Welcome to my site. My name is Gytis Dudas and I’m a scientist who works on viruses. My interests very broadly cover the evolution and ecology of viruses and inferring patterns of virus dispersal and transmission that reflect host movements and contact networks. I have worked with diverse human viruses in the past with influenza B, MERS corona-, Zika, and Ebola viruses being the more widely known, though I also thoroughly enjoy rummaging through animal metagenomic datasets for new viruses. Whenever possible I employ state-of-the-art Bayesian phylogenetic models and make liberal use of customised data visualisation techniques to present my work. Here are a couple of examples of data visualisations I’ve made:
What to expect
In case you missed them on bioRxiv my papers also live here. I have been fortunate enough to grow up in an open academic environment where I never felt like I had to obfuscate what I do to give the impression that my contributions are indispensable, or hide my research from prying eyes seeking to scoop me at every step of the way. I try my best to make all of my work freely available, from data, to code, to publication, because I stand by the results I publish. If you find bugs in my code I’d be more than happy to fix them.
Behind the scenes
Owing to my inability to say anything between the lines in papers you can find the commentary track to the studies I’ve been involved with here. The published article rarely contains indications of its historical context, the effort that went into producing the first draft, or the changes it underwent during peer review. Since contributions to projects led by other folks are faster and easier to produce than original research the commentary section is bound to outnumber my papers.
Quite possibly the worst mix of thoughts on recent papers, Orthomyxoviridae fandom, unsought thoughts on data-vis, and unsubstantiated opinions on a variety of topics on the internet. I often have strong opinions on matters with little thought going into them, but am also ready and willing to be proven wrong. Occasionally it’s something I do know, and most often it’s stuff no one cares about.

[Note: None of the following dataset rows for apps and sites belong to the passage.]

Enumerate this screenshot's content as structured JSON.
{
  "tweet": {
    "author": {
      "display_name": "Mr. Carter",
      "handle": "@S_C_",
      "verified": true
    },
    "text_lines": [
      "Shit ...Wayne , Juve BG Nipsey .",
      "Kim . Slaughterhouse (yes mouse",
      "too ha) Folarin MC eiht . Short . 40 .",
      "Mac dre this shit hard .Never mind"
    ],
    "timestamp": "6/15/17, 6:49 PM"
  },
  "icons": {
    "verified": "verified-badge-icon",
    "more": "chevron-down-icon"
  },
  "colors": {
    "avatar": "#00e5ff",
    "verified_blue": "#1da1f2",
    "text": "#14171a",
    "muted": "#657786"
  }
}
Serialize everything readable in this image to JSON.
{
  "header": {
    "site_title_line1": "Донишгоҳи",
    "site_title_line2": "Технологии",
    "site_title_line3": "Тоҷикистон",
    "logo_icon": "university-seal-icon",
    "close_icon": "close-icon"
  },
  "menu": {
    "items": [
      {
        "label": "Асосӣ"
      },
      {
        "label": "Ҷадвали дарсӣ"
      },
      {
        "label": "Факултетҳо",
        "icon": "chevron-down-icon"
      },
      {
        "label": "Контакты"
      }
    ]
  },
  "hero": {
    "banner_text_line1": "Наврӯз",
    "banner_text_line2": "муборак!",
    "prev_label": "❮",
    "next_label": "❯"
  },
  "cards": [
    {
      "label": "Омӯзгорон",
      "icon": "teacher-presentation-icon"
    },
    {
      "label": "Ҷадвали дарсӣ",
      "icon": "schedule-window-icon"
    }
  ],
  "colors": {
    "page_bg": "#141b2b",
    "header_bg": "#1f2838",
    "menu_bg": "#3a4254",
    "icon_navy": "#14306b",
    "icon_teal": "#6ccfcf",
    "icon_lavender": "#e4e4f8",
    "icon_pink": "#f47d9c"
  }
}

I get it. It was the first session on the third day of the meeting, you weren’t entirely over the jet-lag, slightly hungover and conference hypoxia had fully set in. With the wonders of modern technologies you can rewind time back and look through my talk again.
Outside of science
I’m a cyclist (note the lack of “avid”). Apart from cycling to work I dabble in bicycle touring, which allows me to combine the mind blowing concept of covering large distances with muscle power and exploring Lithuania. The first bike tour through Lithuania I organised was a mixed success. The backbone of my tours is manors and manor estates, many of which have been resurrected recently.
I am also a big fan of terrible films. I used to organise bad movie nights during my time in Edinburgh. You can have a look at an analysis of what films my friends and I have shown at bad movie nights here. One of my proudest achievements in Edinburgh has been the discovery of Die Hard Dracula.
As a user of matplotlib I love data visualisation. Data are easy to display, but often difficult to display in a way that is both accurate and is interpreted correctly by the reader. Aesthetics are also often overlooked when designing figures. There might be brave souls out there who can calmly look at magenta comic-sans axis labels, but I’m not one of them.